Recently, Disney made waves with their acquisition of 21st century Fox and a variety of other Fox entities. It’s pretty well-known that Disney has been rather successful, but it might be less well-known that ESPN (recently) has not.
ESPN has hit a multitude of snags since reaching their peak subscription numbers of just over 100m in 2011. Cord-cutting has been the main culprit as magnitudes of people have migrated to second screens, OTT networks, or ala cart TV services such as Sling or DirecTV packages.

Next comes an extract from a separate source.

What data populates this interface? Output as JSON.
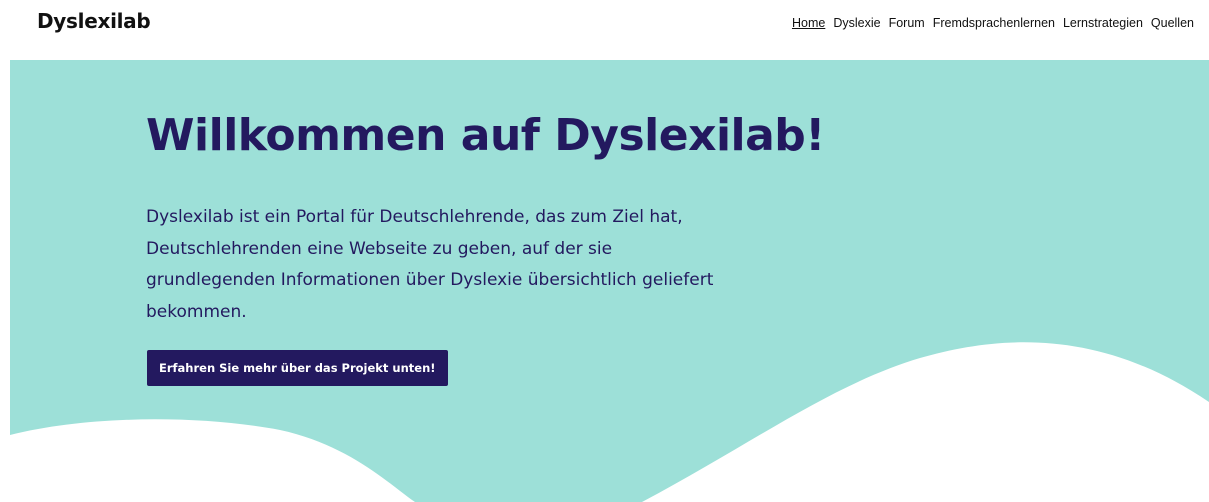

The sports mega-giant has dabbled in political disfavor and missteps as well, which is what we call a “tough go for the kid.” Keeping with a rule my senior year English Lit teacher taught me, bad things come in threes. Whether it be facing backlash for quieting Jemele Hill in the wake of anti-Trump tweets, cancelling their partnership with bubbling 18-34 male media-giant Barstool Sports after one episode in response to tweets from their founder degrading another host on their platform, or having their president step down immediately after rounds of layoffs, it hasn’t been a magical time for the worldwide leader in sports.
Neither of first two are necessarily out of line, yet ESPN is acting like the kid on the block who never left the green box in ball tag, afraid to make a move, pick a side, or have an attitude. They seem paralyzed in the middle of an attempt to not piss off any group of viewers, which today seems impossible. Let me tell ya, that’s no way to get respect from the neighborhood. You gotta risk it to get the biscuit, baby.
So, they’re hurting. I for one, prefer Bleacher Report if I’m anywhere not at home (which is often the case). There’s a little more swagger and attitude, maybe slight opinions, from there. Even some emoji game in their notifications, which keeps me on my toes. Stephen A. doesn’t do it for me like he used to, either.
I digress. Back to the acquisition.
Part of the $50 billion deal included 22 regional sports networks (RSNs) from Fox, while Fox remains in control of Fox Sports, Big Ten Network, and other national broadcasts. Disney is circumventing the cord-cutting issue by going for the jugular. The home team. This means that viewers in 22 markets that may have already dodged the ESPN price from cable will still be watching an ESPN-production as long as they want to watch their local heroes. The RSNs will turn into city-centric broadcasts like turning the YES Network in ESPN: New York, or something wildly creative like that.
Nonetheless, more viewers are going elsewhere for their content. More viewers are on the move, gobbling up information on second-screens and cherry picking what they want to read about or listen to. So, Disney positioned the troops in front of one of the last remaining pools of consumers, to stop the bleeding. But that well will continue to dry up just as the others have. I think.
This aspect of the deal serves as a solution for the time-being, but they have to continue with other ways of delivering content to the masses in ways that people don’t want to avoid. Or can’t avoid.
Which leads me to ESPN+. As Disney develops their own OTT Network for ESPN, the idea would be that with the addition of these regional networks, users can pick and choose the kind of curated content a “local sports guy” could only dream about. They can still get their daily dose of LeBron and the Top-10, but not miss anything about the local boys down the road. This is another way for consumers to take in content how and when they want to aside from traditional TV which has left many providers scrambling over the past few years.
Side note: Disney is also working to pull their content off of Netflix while developing their own streaming service. This means Pixar films, this means ESPN 30 for 30’s, this means X-Men, Star Wars, Avatar – all gone from Netflix and all going to be exclusively on a Disney-led platform. That is expected to compete against Netflix in 2019, although with Netflix releasing their latest quarterly earnings, I don’t think a Francis Ngannou (google him)-sized truck could slow down that train.
But with that, let me ask a question… at risk of sounding like a darn uninformed millennial, let’s say this net neutrality thing turns negatively. If ESPN owns the rights to local sports, College Football bowl games and National Championships, and Monday Night Football, will they, or the higher powers that be, be able to slow down content on national broadcasts depending on your provider? – or even broadcast on delay – but have the access on their platform (or Disney’s platform) crystal-clear and on time? I don’t know, but it certainly seems a possibility to drive consumers to their programming.
As ESPN develops their own OTT Network and Disney does their Disney things, the TV landscape will become increasingly sectioned off and programming will be continually specialized for the viewer. Even with a paywall, I think this is where the purchase helps ESPN. Broadcast wise, I think the numbers will continue to go down, I think less and less people are watching live TV (and for less time) over streaming-services. But as everything moves to Roku’s, Apple TV’s, and phone screens, easy to access content in shorter form is the way to go.